When I was nineteen I worked at the Natural History Museum, part of the Smithsonian Institution in DC, for the summer. I was an intern for a meteoriticist, someone who worked on meteorites, not the weather. The job was interesting of itself, but I also went out at lunch and wandered around other museums. The American History Museum had a spinning demonstration every Thursday and I was enchanted.
The volunteer used a walking or great wheel to spin wool. A walking wheel is basically a sideways spindle and a giant wheel connected to the end of the spindle with some sort of drive band. It’s called a walking wheel because the spinner draws out a thread and walks backward several feet as she does so. Then she turns the wheel the other way and walks forward, winding her thread onto the spindle base. Rinse and repeat.
Spinning wheels similar to the great wheel may have come from China or India or even elsewhere but they do appear in Europe shortly after the millennium. How shortly is a matter of great argument. Sometime around the 1400s a new kind of spinner was invented in Europe (not by Leonardo da Vinci though he may have made improvements). Thread is attached to a bobbin and passed through a hole to the operator. The bobbin is slipped onto a metal rod within a Y shape called a flyer. This new wheel had (and has) several variations for driving the flyer and bobbin and thus getting twist into fiber that holds it together. (As the Bible says, a three-fold cord is not lightly broken…) I will say honestly that the first time I saw a wheel with a flyer instead of the walking wheel I couldn’t NOT understand how it worked.

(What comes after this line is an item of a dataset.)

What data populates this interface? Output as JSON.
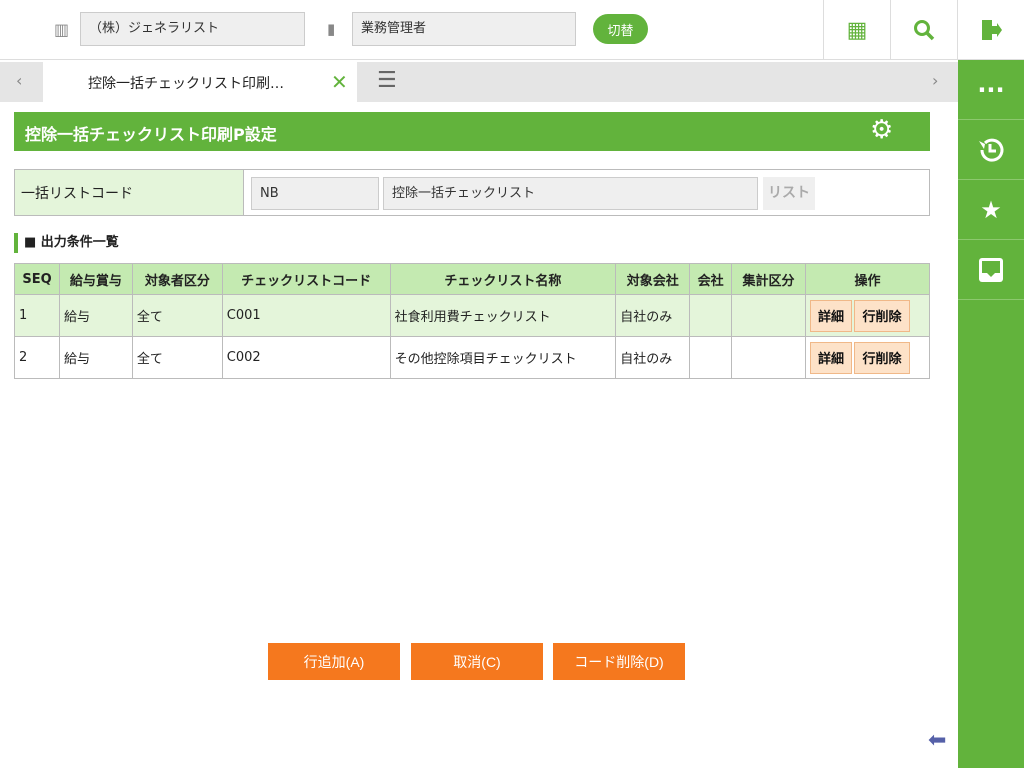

I saw a stage play once about Sleeping Beauty which played on the differences in the two machines since the one with a flyer doesn’t have a spindle to prick your finger.
Some years ago a friend sent me an article (which I’ll admit right now I can’t find) about spinning and how it had affected history. The basic idea was that when spinning linen became easier and quicker, due to the development of a new spinning wheel, this had knock on effects. More linen meant being able to do more weaving. This meant more sails for ships which was good for exploration and more leftovers from the weaving that could be used to make paper. (Weaving famously produces a lot of waste at the beginning of the warp and at the end of it.)
Unfortunately, as I hunted for this article on the Internet it became obvious that the article I remember was not telling a widely accepted story. Some people on the Internet insist that big sails for exploration were all made of hemp. Others argue that whether hemp or linen or cotton was used the thread was spun on a drop spindle rather than a spinning wheel. Etcetera, etcetera, etcetera. The waste from either linen or hemp would make good paper but improvements in spinning were totally discounted by half the articles I found. I find this incredibly weird because my output is much higher and more consistent on a wheel than on a drop spindle. So…
All I can say really is that spinning wheels are medieval but what kind of impact they had is greatly disputed!